RECORDS FOR THIS TASK
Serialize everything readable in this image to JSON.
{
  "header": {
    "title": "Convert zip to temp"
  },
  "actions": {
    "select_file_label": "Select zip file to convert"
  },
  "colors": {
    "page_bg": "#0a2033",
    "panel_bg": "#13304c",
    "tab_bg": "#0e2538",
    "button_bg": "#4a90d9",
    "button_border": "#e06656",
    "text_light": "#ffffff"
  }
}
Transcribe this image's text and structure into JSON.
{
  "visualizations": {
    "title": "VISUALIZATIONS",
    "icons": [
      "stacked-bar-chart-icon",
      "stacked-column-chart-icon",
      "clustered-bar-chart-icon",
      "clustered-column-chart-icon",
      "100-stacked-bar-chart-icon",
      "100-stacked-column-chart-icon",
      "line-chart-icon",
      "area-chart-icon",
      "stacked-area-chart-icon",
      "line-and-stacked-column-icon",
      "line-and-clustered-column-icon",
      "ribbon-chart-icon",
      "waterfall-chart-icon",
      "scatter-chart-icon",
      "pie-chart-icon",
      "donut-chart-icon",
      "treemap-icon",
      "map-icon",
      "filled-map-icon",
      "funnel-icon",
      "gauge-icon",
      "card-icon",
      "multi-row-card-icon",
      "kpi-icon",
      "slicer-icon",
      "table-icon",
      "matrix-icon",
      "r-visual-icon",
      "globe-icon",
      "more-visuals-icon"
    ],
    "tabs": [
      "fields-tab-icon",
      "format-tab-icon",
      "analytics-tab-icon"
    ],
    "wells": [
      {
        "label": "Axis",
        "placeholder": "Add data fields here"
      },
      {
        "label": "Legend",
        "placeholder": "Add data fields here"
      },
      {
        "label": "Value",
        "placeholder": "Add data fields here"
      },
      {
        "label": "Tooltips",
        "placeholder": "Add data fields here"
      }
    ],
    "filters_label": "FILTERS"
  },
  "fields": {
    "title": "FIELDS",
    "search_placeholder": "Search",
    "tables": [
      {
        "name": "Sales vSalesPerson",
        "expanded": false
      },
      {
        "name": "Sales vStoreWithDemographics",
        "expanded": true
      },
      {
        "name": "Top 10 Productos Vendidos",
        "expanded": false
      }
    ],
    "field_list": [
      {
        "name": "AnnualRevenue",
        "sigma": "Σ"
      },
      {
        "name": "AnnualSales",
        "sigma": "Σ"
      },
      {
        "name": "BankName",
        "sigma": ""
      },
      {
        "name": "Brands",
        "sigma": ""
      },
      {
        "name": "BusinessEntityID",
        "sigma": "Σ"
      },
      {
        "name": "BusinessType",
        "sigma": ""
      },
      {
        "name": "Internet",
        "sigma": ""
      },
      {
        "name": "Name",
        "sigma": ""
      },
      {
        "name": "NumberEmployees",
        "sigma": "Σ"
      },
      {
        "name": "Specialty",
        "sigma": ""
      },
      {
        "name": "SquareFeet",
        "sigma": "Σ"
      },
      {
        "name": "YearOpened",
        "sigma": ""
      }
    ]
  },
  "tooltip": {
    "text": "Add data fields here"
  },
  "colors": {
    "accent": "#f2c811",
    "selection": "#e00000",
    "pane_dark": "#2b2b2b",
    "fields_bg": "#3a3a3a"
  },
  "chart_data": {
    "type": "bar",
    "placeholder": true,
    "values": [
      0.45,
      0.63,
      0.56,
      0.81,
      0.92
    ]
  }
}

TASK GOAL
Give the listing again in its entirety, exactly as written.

OUTPUT FOR THIS TASK
Serialize everything readable in this image to JSON.
{
  "header": {
    "title": "Convert zip to temp"
  },
  "actions": {
    "select_file_label": "Select zip file to convert"
  },
  "colors": {
    "page_bg": "#0a2033",
    "panel_bg": "#13304c",
    "tab_bg": "#0e2538",
    "button_bg": "#4a90d9",
    "button_border": "#e06656",
    "text_light": "#ffffff"
  }
}
Transcribe this image's text and structure into JSON.
{
  "visualizations": {
    "title": "VISUALIZATIONS",
    "icons": [
      "stacked-bar-chart-icon",
      "stacked-column-chart-icon",
      "clustered-bar-chart-icon",
      "clustered-column-chart-icon",
      "100-stacked-bar-chart-icon",
      "100-stacked-column-chart-icon",
      "line-chart-icon",
      "area-chart-icon",
      "stacked-area-chart-icon",
      "line-and-stacked-column-icon",
      "line-and-clustered-column-icon",
      "ribbon-chart-icon",
      "waterfall-chart-icon",
      "scatter-chart-icon",
      "pie-chart-icon",
      "donut-chart-icon",
      "treemap-icon",
      "map-icon",
      "filled-map-icon",
      "funnel-icon",
      "gauge-icon",
      "card-icon",
      "multi-row-card-icon",
      "kpi-icon",
      "slicer-icon",
      "table-icon",
      "matrix-icon",
      "r-visual-icon",
      "globe-icon",
      "more-visuals-icon"
    ],
    "tabs": [
      "fields-tab-icon",
      "format-tab-icon",
      "analytics-tab-icon"
    ],
    "wells": [
      {
        "label": "Axis",
        "placeholder": "Add data fields here"
      },
      {
        "label": "Legend",
        "placeholder": "Add data fields here"
      },
      {
        "label": "Value",
        "placeholder": "Add data fields here"
      },
      {
        "label": "Tooltips",
        "placeholder": "Add data fields here"
      }
    ],
    "filters_label": "FILTERS"
  },
  "fields": {
    "title": "FIELDS",
    "search_placeholder": "Search",
    "tables": [
      {
        "name": "Sales vSalesPerson",
        "expanded": false
      },
      {
        "name": "Sales vStoreWithDemographics",
        "expanded": true
      },
      {
        "name": "Top 10 Productos Vendidos",
        "expanded": false
      }
    ],
    "field_list": [
      {
        "name": "AnnualRevenue",
        "sigma": "Σ"
      },
      {
        "name": "AnnualSales",
        "sigma": "Σ"
      },
      {
        "name": "BankName",
        "sigma": ""
      },
      {
        "name": "Brands",
        "sigma": ""
      },
      {
        "name": "BusinessEntityID",
        "sigma": "Σ"
      },
      {
        "name": "BusinessType",
        "sigma": ""
      },
      {
        "name": "Internet",
        "sigma": ""
      },
      {
        "name": "Name",
        "sigma": ""
      },
      {
        "name": "NumberEmployees",
        "sigma": "Σ"
      },
      {
        "name": "Specialty",
        "sigma": ""
      },
      {
        "name": "SquareFeet",
        "sigma": "Σ"
      },
      {
        "name": "YearOpened",
        "sigma": ""
      }
    ]
  },
  "tooltip": {
    "text": "Add data fields here"
  },
  "colors": {
    "accent": "#f2c811",
    "selection": "#e00000",
    "pane_dark": "#2b2b2b",
    "fields_bg": "#3a3a3a"
  },
  "chart_data": {
    "type": "bar",
    "placeholder": true,
    "values": [
      0.45,
      0.63,
      0.56,
      0.81,
      0.92
    ]
  }
}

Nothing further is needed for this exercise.